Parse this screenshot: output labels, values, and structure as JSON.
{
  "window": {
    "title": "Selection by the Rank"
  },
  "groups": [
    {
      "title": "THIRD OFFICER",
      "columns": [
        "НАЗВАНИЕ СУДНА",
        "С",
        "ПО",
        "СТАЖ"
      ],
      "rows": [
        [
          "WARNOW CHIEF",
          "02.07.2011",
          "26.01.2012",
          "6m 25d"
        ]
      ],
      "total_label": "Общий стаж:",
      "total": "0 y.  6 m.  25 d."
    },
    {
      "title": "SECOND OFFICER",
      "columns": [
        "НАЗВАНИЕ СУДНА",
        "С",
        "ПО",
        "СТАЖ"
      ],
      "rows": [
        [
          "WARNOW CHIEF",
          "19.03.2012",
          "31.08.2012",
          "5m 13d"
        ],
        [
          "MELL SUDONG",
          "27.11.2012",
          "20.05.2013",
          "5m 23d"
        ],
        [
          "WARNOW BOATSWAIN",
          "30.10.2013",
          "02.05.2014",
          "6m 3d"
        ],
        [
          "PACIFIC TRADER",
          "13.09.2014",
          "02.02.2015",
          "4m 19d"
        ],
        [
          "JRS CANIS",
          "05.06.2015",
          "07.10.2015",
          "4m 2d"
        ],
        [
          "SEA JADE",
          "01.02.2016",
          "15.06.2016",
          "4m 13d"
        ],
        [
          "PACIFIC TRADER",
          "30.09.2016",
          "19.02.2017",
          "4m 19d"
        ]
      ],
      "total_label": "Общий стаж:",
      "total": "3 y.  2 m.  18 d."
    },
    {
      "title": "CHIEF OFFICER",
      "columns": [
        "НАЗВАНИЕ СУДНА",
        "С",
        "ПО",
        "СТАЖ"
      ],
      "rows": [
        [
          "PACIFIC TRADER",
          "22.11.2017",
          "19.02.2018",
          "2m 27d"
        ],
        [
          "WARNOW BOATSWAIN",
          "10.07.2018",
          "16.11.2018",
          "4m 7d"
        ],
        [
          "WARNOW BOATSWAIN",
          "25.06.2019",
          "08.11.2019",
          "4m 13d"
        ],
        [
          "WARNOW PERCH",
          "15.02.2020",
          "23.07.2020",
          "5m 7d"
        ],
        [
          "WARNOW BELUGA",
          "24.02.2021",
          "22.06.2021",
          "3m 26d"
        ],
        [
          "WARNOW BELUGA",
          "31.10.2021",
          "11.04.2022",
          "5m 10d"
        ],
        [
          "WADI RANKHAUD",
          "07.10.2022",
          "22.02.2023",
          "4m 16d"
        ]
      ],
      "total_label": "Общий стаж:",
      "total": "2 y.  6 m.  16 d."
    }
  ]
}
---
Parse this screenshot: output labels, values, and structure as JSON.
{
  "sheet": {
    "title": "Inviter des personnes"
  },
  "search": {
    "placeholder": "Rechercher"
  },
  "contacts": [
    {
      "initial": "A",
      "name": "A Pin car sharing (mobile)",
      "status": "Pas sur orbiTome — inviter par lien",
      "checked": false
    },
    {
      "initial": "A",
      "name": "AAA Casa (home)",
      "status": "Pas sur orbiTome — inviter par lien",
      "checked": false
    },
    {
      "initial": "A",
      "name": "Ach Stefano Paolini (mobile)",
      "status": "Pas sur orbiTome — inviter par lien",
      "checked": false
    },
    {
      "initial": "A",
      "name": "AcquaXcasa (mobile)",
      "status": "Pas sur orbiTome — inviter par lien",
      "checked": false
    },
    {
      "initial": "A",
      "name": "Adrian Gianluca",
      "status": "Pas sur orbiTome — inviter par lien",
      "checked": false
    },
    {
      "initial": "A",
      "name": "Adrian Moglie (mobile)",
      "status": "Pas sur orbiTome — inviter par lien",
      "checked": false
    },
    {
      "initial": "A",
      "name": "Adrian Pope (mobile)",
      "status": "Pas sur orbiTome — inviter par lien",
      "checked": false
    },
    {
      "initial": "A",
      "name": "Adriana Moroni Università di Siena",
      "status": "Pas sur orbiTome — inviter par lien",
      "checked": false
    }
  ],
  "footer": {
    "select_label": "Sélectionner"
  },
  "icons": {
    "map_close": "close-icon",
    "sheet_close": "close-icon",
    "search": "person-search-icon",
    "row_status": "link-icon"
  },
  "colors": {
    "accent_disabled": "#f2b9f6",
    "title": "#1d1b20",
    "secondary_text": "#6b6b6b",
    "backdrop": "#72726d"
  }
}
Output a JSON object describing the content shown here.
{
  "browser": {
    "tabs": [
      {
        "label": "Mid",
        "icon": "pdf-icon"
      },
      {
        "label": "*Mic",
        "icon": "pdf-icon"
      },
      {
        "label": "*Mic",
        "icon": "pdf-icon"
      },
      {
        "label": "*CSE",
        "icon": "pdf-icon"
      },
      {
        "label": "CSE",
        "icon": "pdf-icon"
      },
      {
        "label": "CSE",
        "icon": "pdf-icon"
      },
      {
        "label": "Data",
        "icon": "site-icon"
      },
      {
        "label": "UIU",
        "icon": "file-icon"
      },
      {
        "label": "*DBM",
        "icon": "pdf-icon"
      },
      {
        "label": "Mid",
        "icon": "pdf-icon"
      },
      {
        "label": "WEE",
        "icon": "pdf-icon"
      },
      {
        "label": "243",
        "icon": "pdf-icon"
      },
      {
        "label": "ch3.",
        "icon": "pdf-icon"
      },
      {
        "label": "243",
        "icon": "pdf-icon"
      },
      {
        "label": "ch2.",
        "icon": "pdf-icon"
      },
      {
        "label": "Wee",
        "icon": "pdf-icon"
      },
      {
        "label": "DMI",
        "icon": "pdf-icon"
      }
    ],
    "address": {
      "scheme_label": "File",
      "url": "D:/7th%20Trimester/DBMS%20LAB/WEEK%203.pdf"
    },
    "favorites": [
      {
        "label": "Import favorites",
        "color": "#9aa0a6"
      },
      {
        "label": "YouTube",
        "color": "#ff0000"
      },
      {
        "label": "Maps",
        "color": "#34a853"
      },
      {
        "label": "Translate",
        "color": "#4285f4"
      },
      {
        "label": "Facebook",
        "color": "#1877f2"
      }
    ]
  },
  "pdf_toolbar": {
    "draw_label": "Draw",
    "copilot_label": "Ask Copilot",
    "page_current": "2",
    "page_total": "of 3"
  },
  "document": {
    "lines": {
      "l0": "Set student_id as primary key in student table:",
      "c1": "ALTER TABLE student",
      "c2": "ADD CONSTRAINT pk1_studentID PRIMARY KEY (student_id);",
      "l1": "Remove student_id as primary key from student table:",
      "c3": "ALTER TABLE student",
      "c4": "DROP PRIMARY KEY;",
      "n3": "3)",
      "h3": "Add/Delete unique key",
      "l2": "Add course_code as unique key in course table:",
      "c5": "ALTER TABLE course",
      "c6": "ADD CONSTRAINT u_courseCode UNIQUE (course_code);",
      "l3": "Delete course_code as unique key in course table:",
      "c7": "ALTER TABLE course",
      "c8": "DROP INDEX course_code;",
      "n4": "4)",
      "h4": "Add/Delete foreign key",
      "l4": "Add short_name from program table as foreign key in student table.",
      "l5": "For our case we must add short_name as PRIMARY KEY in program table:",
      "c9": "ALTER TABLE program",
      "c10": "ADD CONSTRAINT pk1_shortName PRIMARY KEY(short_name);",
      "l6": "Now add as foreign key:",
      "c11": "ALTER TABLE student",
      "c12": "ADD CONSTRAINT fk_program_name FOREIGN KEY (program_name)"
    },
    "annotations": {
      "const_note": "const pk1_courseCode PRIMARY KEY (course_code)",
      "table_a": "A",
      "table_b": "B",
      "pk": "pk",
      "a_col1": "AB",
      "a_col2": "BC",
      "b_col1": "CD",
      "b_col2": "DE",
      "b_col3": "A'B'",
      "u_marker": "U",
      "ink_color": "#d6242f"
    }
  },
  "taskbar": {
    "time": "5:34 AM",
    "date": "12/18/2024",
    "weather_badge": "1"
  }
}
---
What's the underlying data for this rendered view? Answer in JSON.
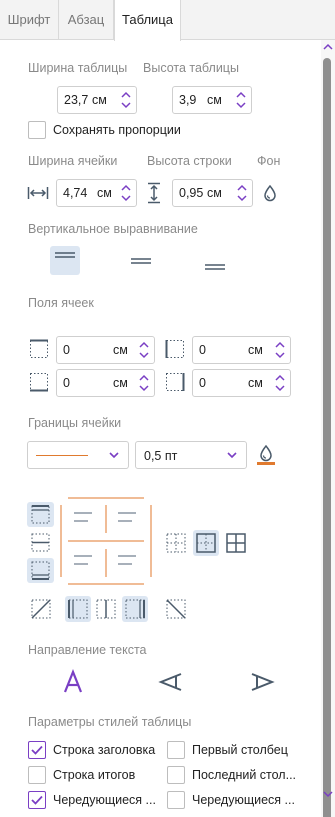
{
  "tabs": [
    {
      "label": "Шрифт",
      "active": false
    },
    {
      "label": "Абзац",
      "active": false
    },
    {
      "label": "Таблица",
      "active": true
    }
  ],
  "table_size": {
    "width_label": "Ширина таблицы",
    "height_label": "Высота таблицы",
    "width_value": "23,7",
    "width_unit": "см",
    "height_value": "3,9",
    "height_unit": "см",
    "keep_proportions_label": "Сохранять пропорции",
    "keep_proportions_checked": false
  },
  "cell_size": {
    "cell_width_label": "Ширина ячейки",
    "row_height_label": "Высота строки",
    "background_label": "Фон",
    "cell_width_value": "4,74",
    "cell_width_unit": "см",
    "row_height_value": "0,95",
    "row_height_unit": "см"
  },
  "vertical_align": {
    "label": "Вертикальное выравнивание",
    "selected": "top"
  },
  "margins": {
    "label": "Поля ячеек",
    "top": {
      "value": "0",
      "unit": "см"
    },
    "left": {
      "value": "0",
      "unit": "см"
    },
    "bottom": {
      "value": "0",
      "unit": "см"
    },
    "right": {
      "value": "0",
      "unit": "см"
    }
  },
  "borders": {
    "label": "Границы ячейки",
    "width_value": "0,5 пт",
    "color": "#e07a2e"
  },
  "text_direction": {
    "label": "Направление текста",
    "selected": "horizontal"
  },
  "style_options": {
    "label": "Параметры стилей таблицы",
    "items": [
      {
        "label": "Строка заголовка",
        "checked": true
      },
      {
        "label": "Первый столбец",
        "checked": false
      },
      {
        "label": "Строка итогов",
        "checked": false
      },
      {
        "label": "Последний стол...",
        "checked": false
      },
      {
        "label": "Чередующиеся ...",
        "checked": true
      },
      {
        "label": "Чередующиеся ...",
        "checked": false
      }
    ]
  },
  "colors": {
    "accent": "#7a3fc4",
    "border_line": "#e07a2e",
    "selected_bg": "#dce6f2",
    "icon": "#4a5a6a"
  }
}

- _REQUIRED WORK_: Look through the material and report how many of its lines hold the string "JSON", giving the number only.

- _YOUR SOLUTION_: 4